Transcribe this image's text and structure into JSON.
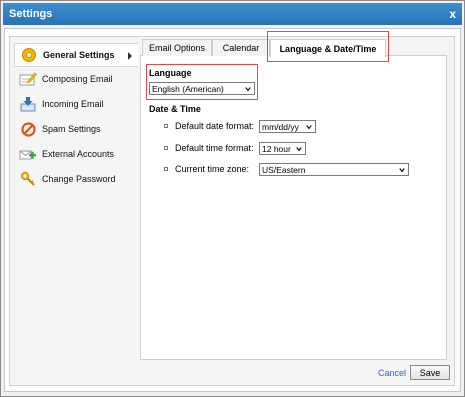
{
  "dialog": {
    "title": "Settings",
    "close_label": "x"
  },
  "sidebar": {
    "items": [
      {
        "label": "General Settings",
        "icon": "gear-icon",
        "active": true
      },
      {
        "label": "Composing Email",
        "icon": "pencil-icon",
        "active": false
      },
      {
        "label": "Incoming Email",
        "icon": "inbox-icon",
        "active": false
      },
      {
        "label": "Spam Settings",
        "icon": "prohibited-icon",
        "active": false
      },
      {
        "label": "External Accounts",
        "icon": "accounts-icon",
        "active": false
      },
      {
        "label": "Change Password",
        "icon": "key-icon",
        "active": false
      }
    ]
  },
  "tabs": [
    {
      "label": "Email Options"
    },
    {
      "label": "Calendar"
    },
    {
      "label": "Language & Date/Time",
      "active": true
    }
  ],
  "language": {
    "heading": "Language",
    "selected": "English (American)"
  },
  "datetime": {
    "heading": "Date & Time",
    "rows": [
      {
        "label": "Default date format:",
        "selected": "mm/dd/yy"
      },
      {
        "label": "Default time format:",
        "selected": "12 hour"
      },
      {
        "label": "Current time zone:",
        "selected": "US/Eastern"
      }
    ]
  },
  "footer": {
    "cancel_label": "Cancel",
    "save_label": "Save"
  },
  "colors": {
    "titlebar": "#2a72b5",
    "highlight_border": "#e14a4a",
    "link": "#2b64b5"
  }
}
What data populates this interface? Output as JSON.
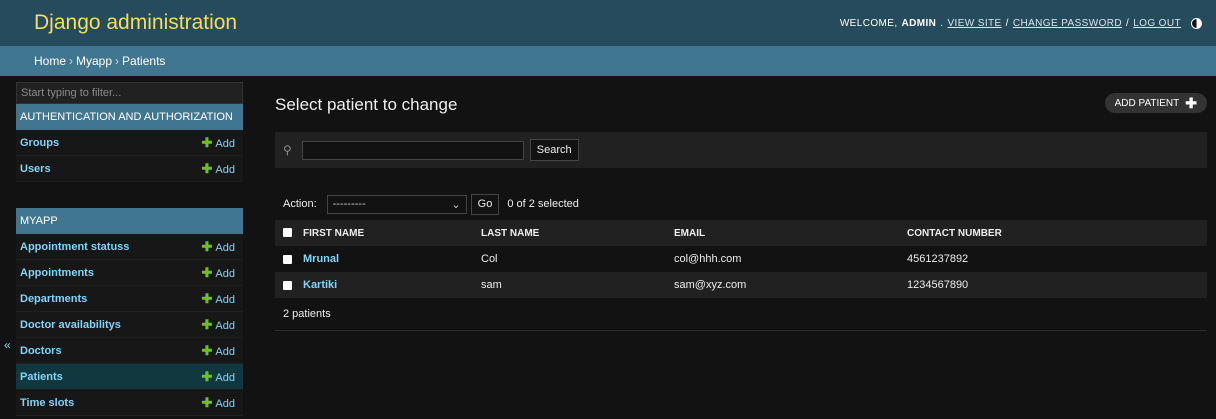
{
  "header": {
    "brand": "Django administration",
    "welcome": "Welcome,",
    "username": "admin",
    "view_site": "View site",
    "change_password": "Change password",
    "log_out": "Log out",
    "separator": "/"
  },
  "breadcrumbs": [
    "Home",
    "Myapp",
    "Patients"
  ],
  "sidebar": {
    "filter_placeholder": "Start typing to filter...",
    "apps": [
      {
        "caption": "Authentication and Authorization",
        "models": [
          {
            "name": "Groups",
            "add": "Add"
          },
          {
            "name": "Users",
            "add": "Add"
          }
        ]
      },
      {
        "caption": "Myapp",
        "models": [
          {
            "name": "Appointment statuss",
            "add": "Add"
          },
          {
            "name": "Appointments",
            "add": "Add"
          },
          {
            "name": "Departments",
            "add": "Add"
          },
          {
            "name": "Doctor availabilitys",
            "add": "Add"
          },
          {
            "name": "Doctors",
            "add": "Add"
          },
          {
            "name": "Patients",
            "add": "Add",
            "current": true
          },
          {
            "name": "Time slots",
            "add": "Add"
          }
        ]
      }
    ],
    "toggle": "«"
  },
  "content": {
    "title": "Select patient to change",
    "add_button": "Add patient",
    "search_button": "Search",
    "search_value": "",
    "action_label": "Action:",
    "action_selected": "---------",
    "go_button": "Go",
    "selection_counter": "0 of 2 selected",
    "columns": [
      "First name",
      "Last name",
      "Email",
      "Contact number"
    ],
    "rows": [
      {
        "first_name": "Mrunal",
        "last_name": "Col",
        "email": "col@hhh.com",
        "contact": "4561237892"
      },
      {
        "first_name": "Kartiki",
        "last_name": "sam",
        "email": "sam@xyz.com",
        "contact": "1234567890"
      }
    ],
    "paginator": "2 patients"
  },
  "colors": {
    "header_bg": "#264b5d",
    "brand": "#f5dd5d",
    "accent": "#417690",
    "link": "#81d4fa",
    "add_plus": "#70bf2b",
    "body_bg": "#121212"
  },
  "icons": {
    "theme": "theme-toggle-icon",
    "search": "search-icon",
    "add": "plus-icon",
    "dropdown": "chevron-down-icon"
  }
}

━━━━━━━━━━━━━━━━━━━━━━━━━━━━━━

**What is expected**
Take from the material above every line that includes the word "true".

**Problem solution**
        "active": true
      "active": true
            "current": true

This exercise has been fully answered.